I've handled this in a few different ways depending on what was "required" and what was "nice to have" in order to develop. As you've identified, sometimes you just don't care to spin up all the different parts and pieces to stand up the app so you can check a CSS fix. How you handle it depends on your environment.
Configuration to Use Existing Services
If you have a stable dev/test environment with the required services, it can be easy to just change your config file to use those services. Why turn on your own version of the API that hasn't changed in months when you can use the identical version on the dev server? This is predicated on the stability of such things and having access to use those services. Some services won't be available in such a way, so this may not work.
Another option would be to install IIS / Apache / etc locally and set up the appropriate services to just be ready all the time. So you never have to worry about starting them up every time you want to develop. They are just there waiting for you whenever you need them.
If you can't use existing services, if you have good dependency injection you can leverage that. Once we had to do some testing of a shopping cart web page. And we wanted to run automated tests that would have had to hit the payment gateway API just to get a response so the code could move on. But our CI server was silo-ed in such a way that we couldn't access those APIs. So we used some configuration and DI tricks to use some testing/mock payment API classes. (Since testing the 3rd party API wasn't the important part of the test, this was fine.) We just stubbed out a class that would return some "good enough" response for our code. If possible, you might be able to just stub out a mock authentication access service that just always returns a good response for development only.
Make Standing Everything Up Easier
On other projects, mocking things with DI wasn't a viable option and there weren't really good options for using test/dev server services. In those instances we spent some time making setting everything up easier. On one project we set up a Docker container that we could start up that would start up all the little services we needed. One quick shell command, wait a bit for it to all start up and BAM, everything we needed.

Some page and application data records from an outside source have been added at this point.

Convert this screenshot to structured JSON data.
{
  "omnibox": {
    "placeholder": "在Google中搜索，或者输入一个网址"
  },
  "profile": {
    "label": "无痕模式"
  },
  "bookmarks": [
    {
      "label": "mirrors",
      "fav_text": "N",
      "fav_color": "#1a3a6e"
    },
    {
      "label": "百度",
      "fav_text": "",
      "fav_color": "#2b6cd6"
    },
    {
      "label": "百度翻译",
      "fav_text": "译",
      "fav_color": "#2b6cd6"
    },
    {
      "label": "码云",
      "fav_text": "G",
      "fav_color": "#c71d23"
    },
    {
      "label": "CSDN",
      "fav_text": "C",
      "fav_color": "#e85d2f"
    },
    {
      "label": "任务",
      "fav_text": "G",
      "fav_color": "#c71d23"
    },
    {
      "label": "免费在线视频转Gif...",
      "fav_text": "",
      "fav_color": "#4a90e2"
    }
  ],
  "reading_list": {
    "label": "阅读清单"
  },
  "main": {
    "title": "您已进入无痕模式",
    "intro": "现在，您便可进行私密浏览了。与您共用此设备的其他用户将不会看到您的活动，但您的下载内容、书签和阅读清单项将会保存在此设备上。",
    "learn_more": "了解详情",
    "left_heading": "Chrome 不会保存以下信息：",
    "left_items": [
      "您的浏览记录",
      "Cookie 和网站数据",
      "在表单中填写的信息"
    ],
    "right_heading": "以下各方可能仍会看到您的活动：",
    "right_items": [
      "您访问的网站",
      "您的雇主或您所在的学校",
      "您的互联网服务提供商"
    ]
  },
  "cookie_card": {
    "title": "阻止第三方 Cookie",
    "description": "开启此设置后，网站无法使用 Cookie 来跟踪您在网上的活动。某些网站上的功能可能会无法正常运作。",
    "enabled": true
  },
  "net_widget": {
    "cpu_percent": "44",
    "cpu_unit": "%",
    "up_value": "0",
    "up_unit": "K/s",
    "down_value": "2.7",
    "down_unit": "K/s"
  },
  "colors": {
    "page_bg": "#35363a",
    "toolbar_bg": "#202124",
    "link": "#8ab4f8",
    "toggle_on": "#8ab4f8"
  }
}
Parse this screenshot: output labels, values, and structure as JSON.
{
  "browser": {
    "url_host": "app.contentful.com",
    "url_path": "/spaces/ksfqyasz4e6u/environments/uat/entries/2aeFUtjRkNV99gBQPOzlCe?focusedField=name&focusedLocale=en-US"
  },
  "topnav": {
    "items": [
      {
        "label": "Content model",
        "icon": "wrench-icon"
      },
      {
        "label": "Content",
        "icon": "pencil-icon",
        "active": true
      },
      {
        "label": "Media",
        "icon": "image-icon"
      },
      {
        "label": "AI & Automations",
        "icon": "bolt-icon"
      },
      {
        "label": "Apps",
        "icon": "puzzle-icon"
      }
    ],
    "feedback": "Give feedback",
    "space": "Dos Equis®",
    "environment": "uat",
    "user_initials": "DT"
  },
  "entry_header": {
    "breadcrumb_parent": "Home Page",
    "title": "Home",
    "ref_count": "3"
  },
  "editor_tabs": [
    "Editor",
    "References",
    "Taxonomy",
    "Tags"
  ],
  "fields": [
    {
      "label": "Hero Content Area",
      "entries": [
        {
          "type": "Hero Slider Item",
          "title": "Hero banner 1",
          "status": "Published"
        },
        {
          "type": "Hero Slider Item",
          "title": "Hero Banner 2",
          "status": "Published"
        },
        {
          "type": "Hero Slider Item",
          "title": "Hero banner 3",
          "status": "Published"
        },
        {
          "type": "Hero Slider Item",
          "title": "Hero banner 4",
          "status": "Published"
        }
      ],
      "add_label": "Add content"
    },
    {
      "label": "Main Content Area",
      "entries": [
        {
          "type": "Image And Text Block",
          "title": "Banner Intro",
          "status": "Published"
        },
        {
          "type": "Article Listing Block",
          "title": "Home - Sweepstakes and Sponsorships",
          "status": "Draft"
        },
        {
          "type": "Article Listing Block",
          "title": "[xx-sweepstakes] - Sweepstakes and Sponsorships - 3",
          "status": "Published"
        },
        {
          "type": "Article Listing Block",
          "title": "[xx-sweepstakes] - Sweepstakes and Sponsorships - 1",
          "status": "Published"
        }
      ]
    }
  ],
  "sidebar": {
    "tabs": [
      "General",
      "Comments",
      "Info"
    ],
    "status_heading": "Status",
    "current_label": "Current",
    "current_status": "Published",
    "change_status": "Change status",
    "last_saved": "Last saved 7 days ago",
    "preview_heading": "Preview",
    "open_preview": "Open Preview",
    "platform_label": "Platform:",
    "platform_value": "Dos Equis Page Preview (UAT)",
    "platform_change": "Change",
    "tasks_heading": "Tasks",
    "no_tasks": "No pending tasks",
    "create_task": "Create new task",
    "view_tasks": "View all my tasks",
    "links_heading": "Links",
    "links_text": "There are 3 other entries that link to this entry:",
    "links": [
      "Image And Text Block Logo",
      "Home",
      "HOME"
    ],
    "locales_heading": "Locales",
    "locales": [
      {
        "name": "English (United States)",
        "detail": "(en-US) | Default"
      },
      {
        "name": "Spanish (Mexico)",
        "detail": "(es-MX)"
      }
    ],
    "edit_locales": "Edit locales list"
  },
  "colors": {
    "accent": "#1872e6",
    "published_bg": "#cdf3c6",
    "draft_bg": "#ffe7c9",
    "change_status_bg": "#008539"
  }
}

On another project, we just wrote a shell script to just start up the appropriate projects/websites/exes. This is the brute-force type of solution for where there just isn't a better alternative. It works when you can't leverage other techniques.